*** Opening Listed entries ***

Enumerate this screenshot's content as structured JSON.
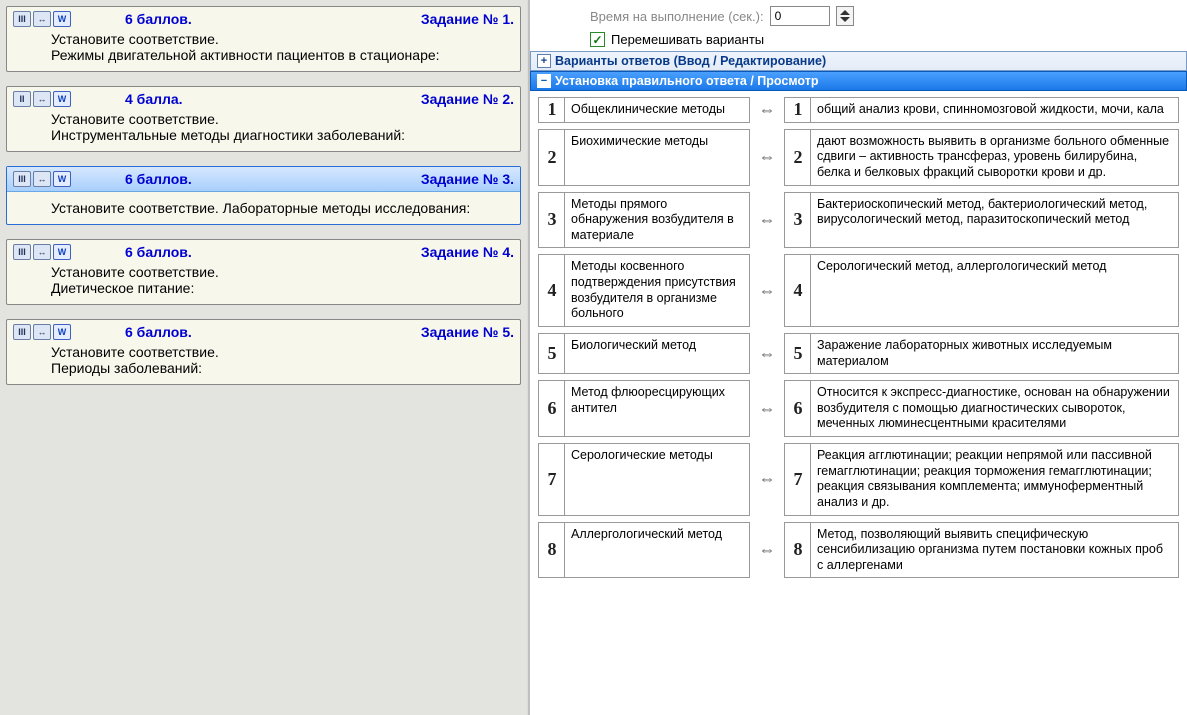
{
  "left": {
    "tasks": [
      {
        "level": "III",
        "points": "6 баллов.",
        "num": "Задание № 1.",
        "line1": "Установите соответствие.",
        "line2": "Режимы двигательной активности пациентов в стационаре:",
        "selected": false
      },
      {
        "level": "II",
        "points": "4 балла.",
        "num": "Задание № 2.",
        "line1": "Установите соответствие.",
        "line2": "Инструментальные методы диагностики заболеваний:",
        "selected": false
      },
      {
        "level": "III",
        "points": "6 баллов.",
        "num": "Задание № 3.",
        "line1": "Установите соответствие. Лабораторные методы исследования:",
        "line2": "",
        "selected": true
      },
      {
        "level": "III",
        "points": "6 баллов.",
        "num": "Задание № 4.",
        "line1": "Установите соответствие.",
        "line2": "Диетическое питание:",
        "selected": false
      },
      {
        "level": "III",
        "points": "6 баллов.",
        "num": "Задание № 5.",
        "line1": "Установите соответствие.",
        "line2": "Периоды заболеваний:",
        "selected": false
      }
    ]
  },
  "right": {
    "time_label": "Время на выполнение (сек.):",
    "time_value": "0",
    "shuffle_label": "Перемешивать варианты",
    "section_variants": "Варианты ответов (Ввод / Редактирование)",
    "section_answer": "Установка правильного ответа / Просмотр",
    "pairs": [
      {
        "n": "1",
        "left": "Общеклинические методы",
        "right": "общий анализ крови, спинномозговой жидкости, мочи, кала"
      },
      {
        "n": "2",
        "left": "Биохимические методы",
        "right": "дают возможность выявить в организме больного обменные сдвиги – активность трансфераз, уровень билирубина, белка и белковых фракций сыворотки крови и др."
      },
      {
        "n": "3",
        "left": "Методы прямого обнаружения возбудителя в материале",
        "right": "Бактериоскопический метод, бактериологический метод, вирусологический метод, паразитоскопический метод"
      },
      {
        "n": "4",
        "left": "Методы косвенного подтверждения присутствия возбудителя в организме больного",
        "right": "Серологический метод, аллергологический метод"
      },
      {
        "n": "5",
        "left": "Биологический метод",
        "right": "Заражение лабораторных животных исследуемым материалом"
      },
      {
        "n": "6",
        "left": "Метод флюоресцирующих антител",
        "right": "Относится к экспресс-диагностике, основан на обнаружении возбудителя с помощью диагностических сывороток, меченных люминесцентными красителями"
      },
      {
        "n": "7",
        "left": "Серологические методы",
        "right": "Реакция агглютинации; реакции непрямой или пассивной гемагглютинации; реакция торможения гемагглютинации; реакция связывания комплемента; иммуноферментный анализ и др."
      },
      {
        "n": "8",
        "left": "Аллергологический метод",
        "right": "Метод, позволяющий выявить специфическую сенсибилизацию организма путем постановки кожных проб с аллергенами"
      }
    ]
  }
}
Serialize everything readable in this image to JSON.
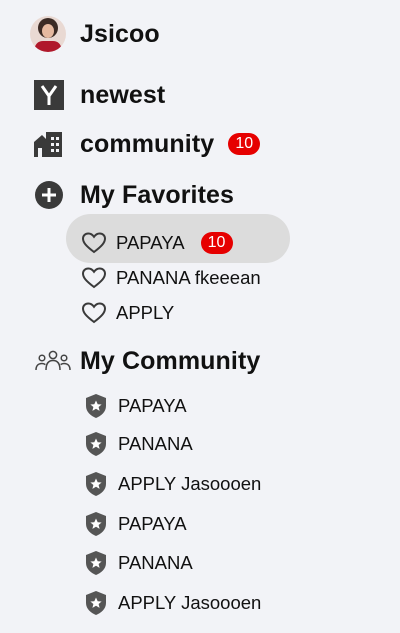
{
  "user": {
    "name": "Jsicoo"
  },
  "nav": {
    "newest": {
      "label": "newest",
      "icon": "y-logo-icon"
    },
    "community": {
      "label": "community",
      "icon": "building-icon",
      "badge": "10"
    }
  },
  "favorites": {
    "header": "My Favorites",
    "icon": "plus-circle-icon",
    "items": [
      {
        "label": "PAPAYA",
        "badge": "10",
        "selected": true,
        "icon": "heart-outline-icon"
      },
      {
        "label": "PANANA fkeeean",
        "icon": "heart-outline-icon"
      },
      {
        "label": "APPLY",
        "icon": "heart-outline-icon"
      }
    ]
  },
  "my_community": {
    "header": "My Community",
    "icon": "people-group-icon",
    "items": [
      {
        "label": "PAPAYA",
        "icon": "shield-star-icon"
      },
      {
        "label": "PANANA",
        "icon": "shield-star-icon"
      },
      {
        "label": "APPLY Jasoooen",
        "icon": "shield-star-icon"
      },
      {
        "label": "PAPAYA",
        "icon": "shield-star-icon"
      },
      {
        "label": "PANANA",
        "icon": "shield-star-icon"
      },
      {
        "label": "APPLY Jasoooen",
        "icon": "shield-star-icon"
      }
    ]
  },
  "colors": {
    "badge": "#e60000",
    "background": "#f2f3f7",
    "selected": "#dcdcdc",
    "icon": "#3a3a3a"
  }
}
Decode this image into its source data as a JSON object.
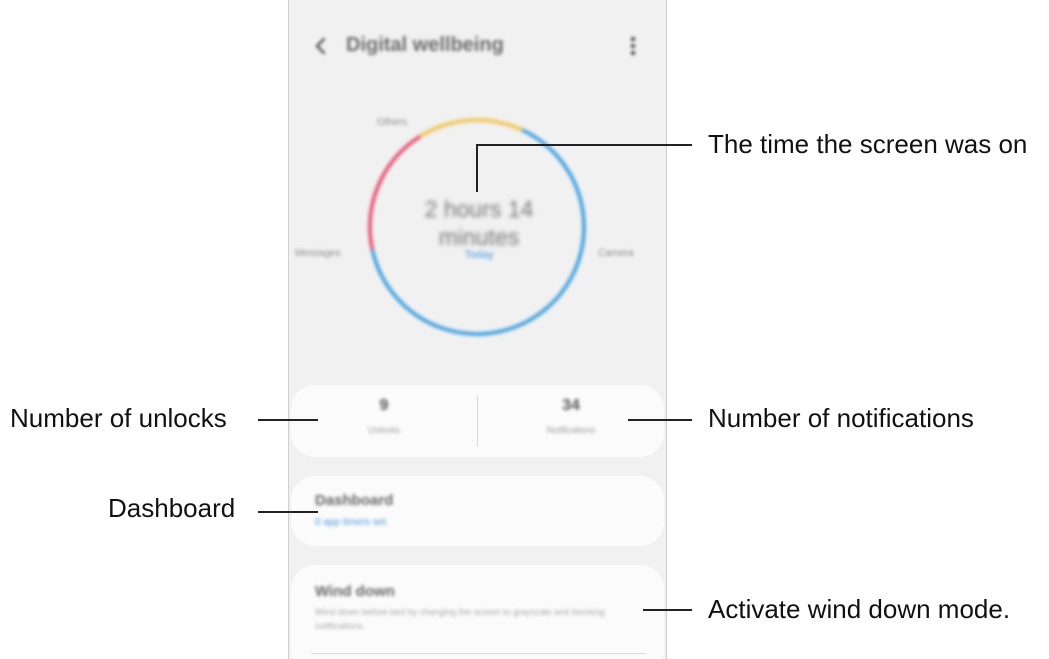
{
  "app": {
    "title": "Digital wellbeing",
    "back_icon": "chevron-left-icon",
    "more_icon": "more-vert-icon"
  },
  "usage_chart": {
    "center_time": "2 hours 14 minutes",
    "period": "Today",
    "segment_labels": {
      "others": "Others",
      "messages": "Messages",
      "camera": "Camera"
    },
    "colors": {
      "camera": "#4ea6e0",
      "messages": "#e85d7a",
      "others": "#f2c863"
    }
  },
  "stats": {
    "unlocks_count": "9",
    "unlocks_label": "Unlocks",
    "notifications_count": "34",
    "notifications_label": "Notifications"
  },
  "dashboard": {
    "title": "Dashboard",
    "subtitle": "0 app timers set"
  },
  "wind_down": {
    "title": "Wind down",
    "description": "Wind down before bed by changing the screen to grayscale and blocking notifications."
  },
  "callouts": {
    "screen_time": "The time the screen was on",
    "unlocks": "Number of unlocks",
    "notifications": "Number of notifications",
    "dashboard": "Dashboard",
    "wind_down": "Activate wind down mode."
  }
}
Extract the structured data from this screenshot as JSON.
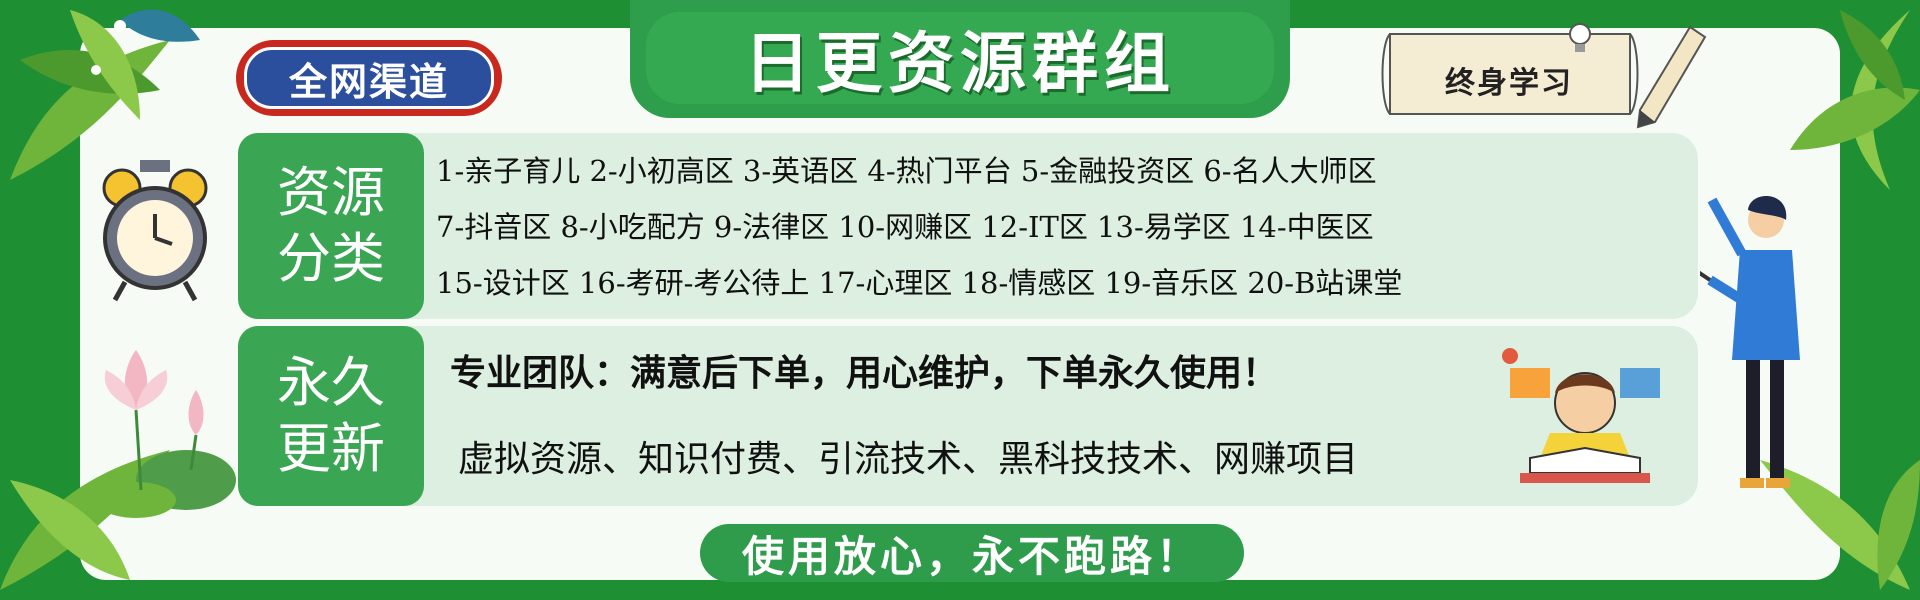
{
  "colors": {
    "frame_green": "#1f8f34",
    "accent_green": "#3aa553",
    "light_green": "#dcefe0",
    "badge_red": "#c8281e",
    "badge_blue": "#2b4f9c"
  },
  "header": {
    "title": "日更资源群组",
    "badge": "全网渠道",
    "tag": "终身学习"
  },
  "categories": {
    "label_line1": "资源",
    "label_line2": "分类",
    "rows": [
      "1-亲子育儿 2-小初高区 3-英语区 4-热门平台 5-金融投资区 6-名人大师区",
      "7-抖音区 8-小吃配方 9-法律区 10-网赚区 12-IT区 13-易学区 14-中医区",
      "15-设计区 16-考研-考公待上  17-心理区 18-情感区 19-音乐区  20-B站课堂"
    ]
  },
  "update": {
    "label_line1": "永久",
    "label_line2": "更新",
    "line1": "专业团队：满意后下单，用心维护，下单永久使用！",
    "line2": "虚拟资源、知识付费、引流技术、黑科技技术、网赚项目"
  },
  "footer": {
    "slogan": "使用放心，永不跑路！"
  },
  "icons": [
    "alarm-clock-icon",
    "lotus-flower-icon",
    "leaf-icon",
    "teacher-illustration",
    "student-reading-illustration",
    "scroll-icon",
    "pencil-icon",
    "lightbulb-icon"
  ]
}
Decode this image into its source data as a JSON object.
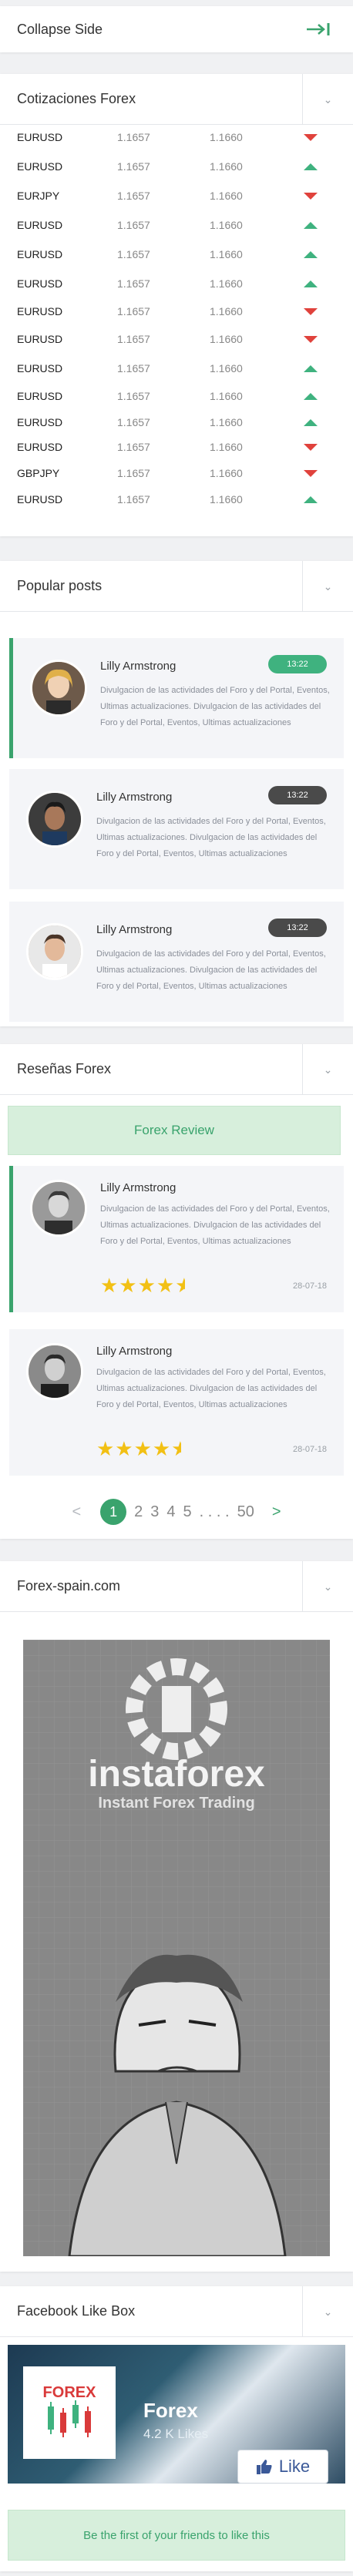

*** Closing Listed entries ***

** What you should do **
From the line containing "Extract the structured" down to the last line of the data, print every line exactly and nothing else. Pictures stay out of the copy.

** Solution **
Extract the structured data from this screenshot as JSON.
{
  "colors": {
    "frame_green": "#1f8f34",
    "accent_green": "#3aa553",
    "light_green": "#dcefe0",
    "badge_red": "#c8281e",
    "badge_blue": "#2b4f9c"
  },
  "header": {
    "title": "日更资源群组",
    "badge": "全网渠道",
    "tag": "终身学习"
  },
  "categories": {
    "label_line1": "资源",
    "label_line2": "分类",
    "rows": [
      "1-亲子育儿 2-小初高区 3-英语区 4-热门平台 5-金融投资区 6-名人大师区",
      "7-抖音区 8-小吃配方 9-法律区 10-网赚区 12-IT区 13-易学区 14-中医区",
      "15-设计区 16-考研-考公待上  17-心理区 18-情感区 19-音乐区  20-B站课堂"
    ]
  },
  "update": {
    "label_line1": "永久",
    "label_line2": "更新",
    "line1": "专业团队：满意后下单，用心维护，下单永久使用！",
    "line2": "虚拟资源、知识付费、引流技术、黑科技技术、网赚项目"
  },
  "footer": {
    "slogan": "使用放心，永不跑路！"
  },
  "icons": [
    "alarm-clock-icon",
    "lotus-flower-icon",
    "leaf-icon",
    "teacher-illustration",
    "student-reading-illustration",
    "scroll-icon",
    "pencil-icon",
    "lightbulb-icon"
  ]
}
Decode this image into its source data as a JSON object.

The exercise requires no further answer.